Give back nothing but the number of lines in these entries that contain the word "range".

┌──

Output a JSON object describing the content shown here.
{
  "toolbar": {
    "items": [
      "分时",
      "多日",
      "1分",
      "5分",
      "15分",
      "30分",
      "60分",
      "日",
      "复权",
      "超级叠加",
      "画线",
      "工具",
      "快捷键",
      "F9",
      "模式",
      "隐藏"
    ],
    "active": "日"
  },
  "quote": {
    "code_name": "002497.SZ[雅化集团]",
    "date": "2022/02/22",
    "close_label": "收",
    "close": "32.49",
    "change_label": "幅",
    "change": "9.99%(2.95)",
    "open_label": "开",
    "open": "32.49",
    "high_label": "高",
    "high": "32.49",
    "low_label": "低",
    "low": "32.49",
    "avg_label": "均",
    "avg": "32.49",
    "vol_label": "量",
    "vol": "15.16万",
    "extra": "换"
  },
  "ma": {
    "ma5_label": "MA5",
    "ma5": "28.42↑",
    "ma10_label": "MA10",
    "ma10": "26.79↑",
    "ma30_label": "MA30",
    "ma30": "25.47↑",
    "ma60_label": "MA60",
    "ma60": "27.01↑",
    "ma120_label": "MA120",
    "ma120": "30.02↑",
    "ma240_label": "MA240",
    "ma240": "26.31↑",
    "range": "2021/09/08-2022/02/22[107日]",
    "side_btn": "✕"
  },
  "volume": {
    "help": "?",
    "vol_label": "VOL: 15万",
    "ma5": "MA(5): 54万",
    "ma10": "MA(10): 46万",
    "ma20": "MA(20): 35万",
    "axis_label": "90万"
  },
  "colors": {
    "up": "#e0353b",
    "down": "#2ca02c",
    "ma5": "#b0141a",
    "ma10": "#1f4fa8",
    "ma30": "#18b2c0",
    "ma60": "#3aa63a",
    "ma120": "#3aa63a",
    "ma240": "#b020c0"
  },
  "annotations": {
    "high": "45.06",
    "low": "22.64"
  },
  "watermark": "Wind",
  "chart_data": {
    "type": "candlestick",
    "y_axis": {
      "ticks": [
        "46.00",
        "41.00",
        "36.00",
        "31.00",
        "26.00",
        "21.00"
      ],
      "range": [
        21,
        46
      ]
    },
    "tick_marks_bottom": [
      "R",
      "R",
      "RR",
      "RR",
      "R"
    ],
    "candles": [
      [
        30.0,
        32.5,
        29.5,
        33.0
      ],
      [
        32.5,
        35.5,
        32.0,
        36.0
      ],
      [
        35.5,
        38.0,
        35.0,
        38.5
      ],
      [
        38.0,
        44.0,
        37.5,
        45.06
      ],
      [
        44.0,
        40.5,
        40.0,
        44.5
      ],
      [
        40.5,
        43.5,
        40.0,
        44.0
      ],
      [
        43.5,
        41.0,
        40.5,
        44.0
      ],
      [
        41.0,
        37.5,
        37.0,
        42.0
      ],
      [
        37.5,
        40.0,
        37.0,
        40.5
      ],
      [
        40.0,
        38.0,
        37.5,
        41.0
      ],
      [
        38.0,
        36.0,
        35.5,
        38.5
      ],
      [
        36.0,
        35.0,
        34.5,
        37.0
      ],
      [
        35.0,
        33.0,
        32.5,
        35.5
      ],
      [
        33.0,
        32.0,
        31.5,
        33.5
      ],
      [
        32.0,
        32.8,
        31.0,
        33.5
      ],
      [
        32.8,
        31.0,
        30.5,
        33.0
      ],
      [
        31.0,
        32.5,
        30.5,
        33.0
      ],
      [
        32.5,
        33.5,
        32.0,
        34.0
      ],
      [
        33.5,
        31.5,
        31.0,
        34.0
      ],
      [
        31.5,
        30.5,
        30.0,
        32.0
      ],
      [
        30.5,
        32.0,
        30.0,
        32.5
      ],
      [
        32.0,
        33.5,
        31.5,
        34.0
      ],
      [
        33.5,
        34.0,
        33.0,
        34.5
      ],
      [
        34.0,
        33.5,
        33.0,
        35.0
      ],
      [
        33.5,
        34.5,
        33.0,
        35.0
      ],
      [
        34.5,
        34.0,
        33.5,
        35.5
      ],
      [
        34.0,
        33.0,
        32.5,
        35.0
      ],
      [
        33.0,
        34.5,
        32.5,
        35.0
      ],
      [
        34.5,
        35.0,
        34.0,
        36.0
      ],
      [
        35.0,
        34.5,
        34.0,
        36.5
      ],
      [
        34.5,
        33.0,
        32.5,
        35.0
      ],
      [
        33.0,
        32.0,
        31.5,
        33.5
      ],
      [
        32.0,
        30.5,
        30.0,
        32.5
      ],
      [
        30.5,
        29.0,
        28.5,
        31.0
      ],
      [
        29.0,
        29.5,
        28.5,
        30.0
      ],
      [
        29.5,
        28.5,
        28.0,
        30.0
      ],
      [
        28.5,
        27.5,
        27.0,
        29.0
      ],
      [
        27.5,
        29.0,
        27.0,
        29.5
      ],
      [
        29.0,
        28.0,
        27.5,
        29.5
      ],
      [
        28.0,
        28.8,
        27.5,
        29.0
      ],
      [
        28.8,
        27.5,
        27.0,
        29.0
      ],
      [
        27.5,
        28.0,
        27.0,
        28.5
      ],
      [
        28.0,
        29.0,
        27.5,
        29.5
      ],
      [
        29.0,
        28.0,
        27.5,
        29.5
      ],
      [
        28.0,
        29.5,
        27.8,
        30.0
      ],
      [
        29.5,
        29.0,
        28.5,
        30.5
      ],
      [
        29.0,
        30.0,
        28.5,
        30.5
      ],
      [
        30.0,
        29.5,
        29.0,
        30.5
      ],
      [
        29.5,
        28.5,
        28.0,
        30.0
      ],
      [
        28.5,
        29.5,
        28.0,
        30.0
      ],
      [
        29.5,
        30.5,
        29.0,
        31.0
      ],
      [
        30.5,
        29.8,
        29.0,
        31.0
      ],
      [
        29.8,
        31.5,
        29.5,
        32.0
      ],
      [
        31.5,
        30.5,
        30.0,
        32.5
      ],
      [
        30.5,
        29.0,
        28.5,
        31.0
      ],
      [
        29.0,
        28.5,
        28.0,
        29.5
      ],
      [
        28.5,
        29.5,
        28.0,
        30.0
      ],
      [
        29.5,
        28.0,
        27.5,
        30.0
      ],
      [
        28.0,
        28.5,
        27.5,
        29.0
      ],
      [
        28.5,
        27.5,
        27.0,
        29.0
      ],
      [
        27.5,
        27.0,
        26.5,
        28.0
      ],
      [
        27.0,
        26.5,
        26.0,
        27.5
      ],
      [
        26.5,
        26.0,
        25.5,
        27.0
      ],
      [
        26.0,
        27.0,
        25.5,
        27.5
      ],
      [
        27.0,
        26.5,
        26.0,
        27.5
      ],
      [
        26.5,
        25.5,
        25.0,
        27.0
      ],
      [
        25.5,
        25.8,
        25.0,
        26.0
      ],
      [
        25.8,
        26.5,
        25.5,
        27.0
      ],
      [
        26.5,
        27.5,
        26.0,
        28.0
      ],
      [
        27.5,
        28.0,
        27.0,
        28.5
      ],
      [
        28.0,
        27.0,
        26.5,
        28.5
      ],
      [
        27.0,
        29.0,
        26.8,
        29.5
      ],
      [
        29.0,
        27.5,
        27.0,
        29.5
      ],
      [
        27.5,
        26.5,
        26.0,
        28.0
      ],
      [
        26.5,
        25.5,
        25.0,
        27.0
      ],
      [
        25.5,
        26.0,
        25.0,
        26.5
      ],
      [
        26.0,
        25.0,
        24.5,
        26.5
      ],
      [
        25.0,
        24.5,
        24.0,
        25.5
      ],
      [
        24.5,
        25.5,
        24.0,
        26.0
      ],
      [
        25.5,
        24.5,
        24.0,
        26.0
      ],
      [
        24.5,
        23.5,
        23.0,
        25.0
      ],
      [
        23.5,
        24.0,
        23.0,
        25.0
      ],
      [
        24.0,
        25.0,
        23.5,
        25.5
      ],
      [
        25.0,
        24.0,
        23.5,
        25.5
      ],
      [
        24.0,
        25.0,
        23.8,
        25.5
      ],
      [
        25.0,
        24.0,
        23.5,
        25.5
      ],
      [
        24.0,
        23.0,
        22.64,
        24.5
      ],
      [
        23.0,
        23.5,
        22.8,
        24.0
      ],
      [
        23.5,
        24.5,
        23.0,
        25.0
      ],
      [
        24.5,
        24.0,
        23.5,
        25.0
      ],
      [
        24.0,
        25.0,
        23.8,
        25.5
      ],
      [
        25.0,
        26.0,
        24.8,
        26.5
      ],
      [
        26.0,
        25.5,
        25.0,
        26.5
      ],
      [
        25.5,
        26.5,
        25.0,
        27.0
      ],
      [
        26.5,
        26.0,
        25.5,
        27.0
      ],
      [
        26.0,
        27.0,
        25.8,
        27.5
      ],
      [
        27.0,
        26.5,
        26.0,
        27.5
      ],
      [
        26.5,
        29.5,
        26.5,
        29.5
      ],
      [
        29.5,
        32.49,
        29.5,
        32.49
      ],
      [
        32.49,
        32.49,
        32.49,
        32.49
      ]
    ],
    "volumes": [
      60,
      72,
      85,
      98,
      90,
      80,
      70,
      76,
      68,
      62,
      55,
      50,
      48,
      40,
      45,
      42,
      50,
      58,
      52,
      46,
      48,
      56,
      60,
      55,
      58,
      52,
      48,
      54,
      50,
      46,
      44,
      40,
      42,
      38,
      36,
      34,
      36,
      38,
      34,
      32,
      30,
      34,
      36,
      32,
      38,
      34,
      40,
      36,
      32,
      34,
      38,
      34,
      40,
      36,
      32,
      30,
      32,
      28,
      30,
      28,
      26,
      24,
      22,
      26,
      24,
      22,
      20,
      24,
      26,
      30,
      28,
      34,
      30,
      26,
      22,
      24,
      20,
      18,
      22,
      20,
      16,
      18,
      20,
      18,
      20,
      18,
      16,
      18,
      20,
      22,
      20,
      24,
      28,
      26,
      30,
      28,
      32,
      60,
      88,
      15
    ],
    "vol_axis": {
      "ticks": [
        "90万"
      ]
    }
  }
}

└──

EXERCISE ANSWER: 2